FLORENCE PANOUSSIAN –
More than a year after a historic peace agreement, Colombians set to vote in a crucial presidential election this month still fret about corruption, inequality and a surge in drug trafficking-related violence that threatens a fragile treaty with the rebel group Farc.
Despite a peace dividend reflected in the lowest homicide figures in decades, campaigning for the May 27 election has taken place against an upsurge of violence between armed remnants of former rebel movements involved in drug-trafficking, mainly along the country’s borders.
Outgoing President Juan Manuel Santos, whose government has been accused of failing to implement key elements of the peace deal, said recently that Colombians “have an enormous challenge ahead” to consolidate peace.
Santos, who is barred by the constitution from seeking a third term, was one of the chief architects of the peace deal with the Farc that brought to an end decades of conflict, for which he won the Nobel Peace Prize in 2016. Now disarmed, the rump guerrilla movement has transformed itself into a political party.
But the agreement is far from complete. And its implementation will be one of the chief tasks of Santos’ successor. Violence has broken out in some areas abandoned by the Farc and dissident rebels have joined up with armed groups.
“The next president of Colombia will have to decide to apply it as it is or to modify it,” said analyst Cristian Rojas, head of the political science faculty at La Sabana University.
Favourite to succeed Santos is Ivan Duque, a 41-year-old lawyer who has spearheaded opposition to the peace deal. He is running for the Centro Democratico party led by senator and former president Alvaro Uribe, who has built a political career on a tough stance against the guerrillas.

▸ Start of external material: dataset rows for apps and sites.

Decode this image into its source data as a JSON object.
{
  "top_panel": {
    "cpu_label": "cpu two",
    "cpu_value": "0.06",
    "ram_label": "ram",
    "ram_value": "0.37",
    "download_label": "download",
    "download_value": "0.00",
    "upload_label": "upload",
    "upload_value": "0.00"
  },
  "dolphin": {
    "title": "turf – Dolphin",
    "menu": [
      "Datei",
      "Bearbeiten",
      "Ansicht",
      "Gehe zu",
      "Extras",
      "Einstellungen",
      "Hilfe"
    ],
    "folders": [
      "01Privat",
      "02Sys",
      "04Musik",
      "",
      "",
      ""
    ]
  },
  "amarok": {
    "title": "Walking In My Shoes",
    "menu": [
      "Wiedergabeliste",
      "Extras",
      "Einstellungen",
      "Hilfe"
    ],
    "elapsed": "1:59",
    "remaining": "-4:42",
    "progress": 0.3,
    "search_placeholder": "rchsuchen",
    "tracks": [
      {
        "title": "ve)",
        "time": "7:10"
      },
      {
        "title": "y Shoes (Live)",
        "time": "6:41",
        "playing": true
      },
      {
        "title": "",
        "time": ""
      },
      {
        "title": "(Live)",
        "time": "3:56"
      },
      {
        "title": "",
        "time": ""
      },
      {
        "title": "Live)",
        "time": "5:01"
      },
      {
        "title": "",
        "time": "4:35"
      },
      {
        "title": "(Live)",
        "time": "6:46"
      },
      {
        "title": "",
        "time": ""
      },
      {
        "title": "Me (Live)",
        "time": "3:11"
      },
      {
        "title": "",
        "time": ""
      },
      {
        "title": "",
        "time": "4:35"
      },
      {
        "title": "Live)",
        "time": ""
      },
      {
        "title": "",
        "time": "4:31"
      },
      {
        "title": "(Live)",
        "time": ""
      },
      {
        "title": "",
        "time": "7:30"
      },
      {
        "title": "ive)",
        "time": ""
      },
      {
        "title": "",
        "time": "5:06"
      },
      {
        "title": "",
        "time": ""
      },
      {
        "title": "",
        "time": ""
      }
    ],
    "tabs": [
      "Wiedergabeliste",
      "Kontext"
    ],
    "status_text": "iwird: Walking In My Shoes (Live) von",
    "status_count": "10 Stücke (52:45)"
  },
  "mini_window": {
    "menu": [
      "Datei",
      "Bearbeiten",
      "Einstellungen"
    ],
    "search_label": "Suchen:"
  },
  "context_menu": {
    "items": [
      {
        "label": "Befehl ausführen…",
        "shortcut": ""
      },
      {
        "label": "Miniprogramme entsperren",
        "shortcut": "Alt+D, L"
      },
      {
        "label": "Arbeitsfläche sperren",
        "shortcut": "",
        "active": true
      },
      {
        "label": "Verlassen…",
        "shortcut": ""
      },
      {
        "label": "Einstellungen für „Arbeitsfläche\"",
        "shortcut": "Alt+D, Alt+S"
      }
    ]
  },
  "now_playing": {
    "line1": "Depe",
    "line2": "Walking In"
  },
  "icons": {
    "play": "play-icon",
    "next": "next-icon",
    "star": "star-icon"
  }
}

Colombia’s five-decade conflict drew in paramilitary groups and state forces in what became a many-sided war fuelled by drug trafficking, leaving about 260,000 people dead and seven million displaced.
If elected, Duque “will likely pose a problem for the major structural reforms that are planned in the framework of the agreements, such as electoral reform, land reform,” said Yann Basset, head of the Observatory of political representation at Rosary University.
In the polls, the CD candidate is 10 points ahead of his leftist opponent Gustavo Petro, a 58-year-old former Bogota mayor who was once a member of the now disbanded M-19 guerrilla movement.
But neither Duque nor Petro has enough momentum to carry the election in the first round, analysts say, likely leaving the left contesting a runoff for the first time in Colombia’s history.
Behind them come Sergio Fajardo, a centrist candidate with 12 per cent, former vice president German Vargas Lleras with 7.5 per cent and former peace negotiator Humberto de la Calle, with 2.5 per cent.
But the trend can change. “There’s a lot of volatility in preferences,” said Basset, who said the rise of the left, boosted by a promising showing in recent legislative elections, is explained by the fact that ‘there isn’t as much fear of the guerrillas as before”.
The Farc failed to get even 1.0 per cent of the vote in March legislative polls and it leader, Rodrigo Londono, pulled out of the presidential election after heart trouble.
There is also a “climate of discontent with the political class, with
many corruption cases in the last two years, and the famous Odebrecht scandal,” Basset said.
The Brazilian construction giant has admitted paying out $11.1 million in bribes in Colombia.
State prosecutors believe the full amount paid to the political elite is much higher, more than $27 million.
Violence and insecurity in former Farc strongholds pose another challenge for the incoming government.
Dissident former rebels as well as drug lords and members of the National Liberation Army (ELN) guerrilla group fighting for control of the cocaine market, of which Colombia is still the world’s largest producer. — AFP